“I hate to do this to you,” the man murmured apologetically, not even a hair out of place from the wind, “especially if you didn’t recognize me. I am the dread wizard Howl.” He paused as though waiting for some scrap of recognition.
In reply, Eona moved through the first series of steps, nearly slicing through the butter bright hair, but the man moved faster than she would have thought possible.
“Look,” he said, holding up his hands. “I have an ailing mother I need to get back to, perhaps--” He ducked as she lunged forward, her twin blades whistling through the air in a deadly arc.
As her body fell into the familiar rythym of the fighting stances, his voice faded from her consciousness. All she could hear, could feel, was the warm scarlet power of the Mirror Dragon. One by one as her swords wove patterns of the past and future through the air, always just a fraction of a breath short of ridding her of the threat the man posed, the dragons appeared. Purple joined the silver, followed by the brown, the copper, the blue, and orange. Pink and gray shimmered into existence, followed by the green and ebony. A moment later the ivory glimmered at her left.
Eona smiled at the pale face of her fears. He might be after the folio, but she would stop him. What could one lone man do against the force of a dragoneye and twelve dragons?
A moment later she stumbled as the air around her seemed to shatter like glass. The dragons cringed and wavered although they didn’t disappear completely. The man stood before her, his face creased in an apologetic smile. She glared up at him, trying to make sense of what had happened. He held no weapon in his hands, only a strange bowl-shaped stringed instrument.
Taking in a deep, cleansing breath, she moved back into position.
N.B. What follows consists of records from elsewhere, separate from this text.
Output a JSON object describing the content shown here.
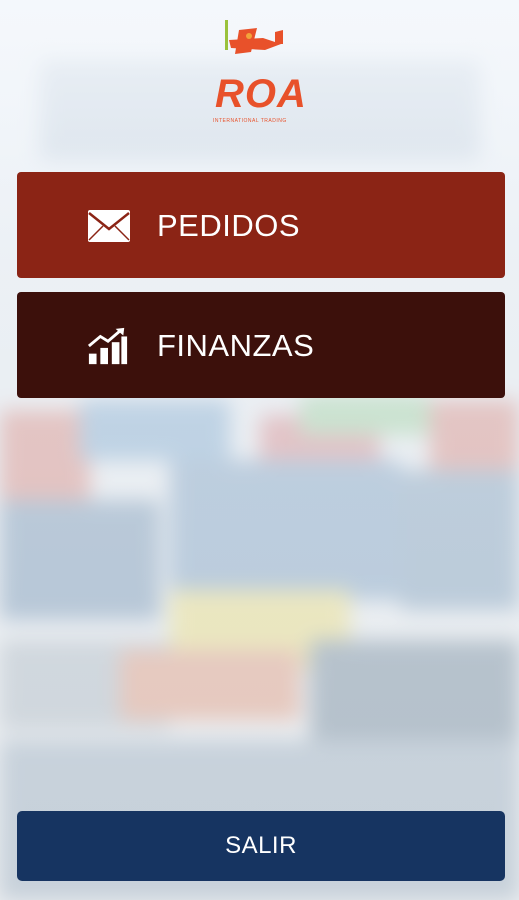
{
  "logo": {
    "text": "ROA",
    "subtitle": "INTERNATIONAL TRADING",
    "color": "#e8512a"
  },
  "menu": {
    "items": [
      {
        "label": "PEDIDOS",
        "icon": "envelope-icon",
        "color": "#8b2415"
      },
      {
        "label": "FINANZAS",
        "icon": "growth-chart-icon",
        "color": "#3c100b"
      }
    ]
  },
  "footer": {
    "exit_label": "SALIR",
    "exit_color": "#163461"
  }
}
“Really, we can resolve this without all the sword swinging,” he said, his glassy eyes locked on hers. “Someone might get hurt otherwise.”
She gritted her teeth. “If you leave now, you won’t get hurt.”
He nodded as though pondering what she’d said. “You don’t by chance have any . . . aunts, do you?” Was it her imagination or did he look a little afraid?
She ignored him, angrily shaking her head clear of the fog wrapped around it.
“Right,” he said.
Her attention arrowed toward him like the blade of an assassin, but he simply strummed the instrument, caressing a sound out of it like that of a cat caught under the wheels of a cart. The dragons all put their paws to their ears, and her dragon gave her a look of reproach. But that was the last time she had to focus on the dragons, because at that moment the man opened his mouth and began to sing.
Dropping her swords as though they’d burned her, she shoved her hands against her ears and glared at him. But regardless of the fact that even the dragon power couldn’t do more than slightly dampen the horrible screeching and out of tune cawing coming from his mouth, he watched her with a lazy look of contentment on his face.
And just when she thought her eardrums couldn’t take anymore, he reached a crescendo several octaves out of his range. He held the note and she watched with despair as one by one the dragon’s blinked out. Then he shut his mouth and dropped his hands.
Crying out as she lunged forward, Eona grabbed the hilts of her swords, determined to slay the dangerous menace standing before her. She looked with disbelief at the shards of her blades still resting on the ground in front of her.
Howl grinned and leaned forward. “Now, about that rather interesting piece of magic you have wrapped around your arm . . .”
Predicted winner: Howl
Howl Jenkins is from Diana Wynne Jones' Howl's Moving Castle and Eona is from Alison Goodman's Eon: Dragoneye Reborn.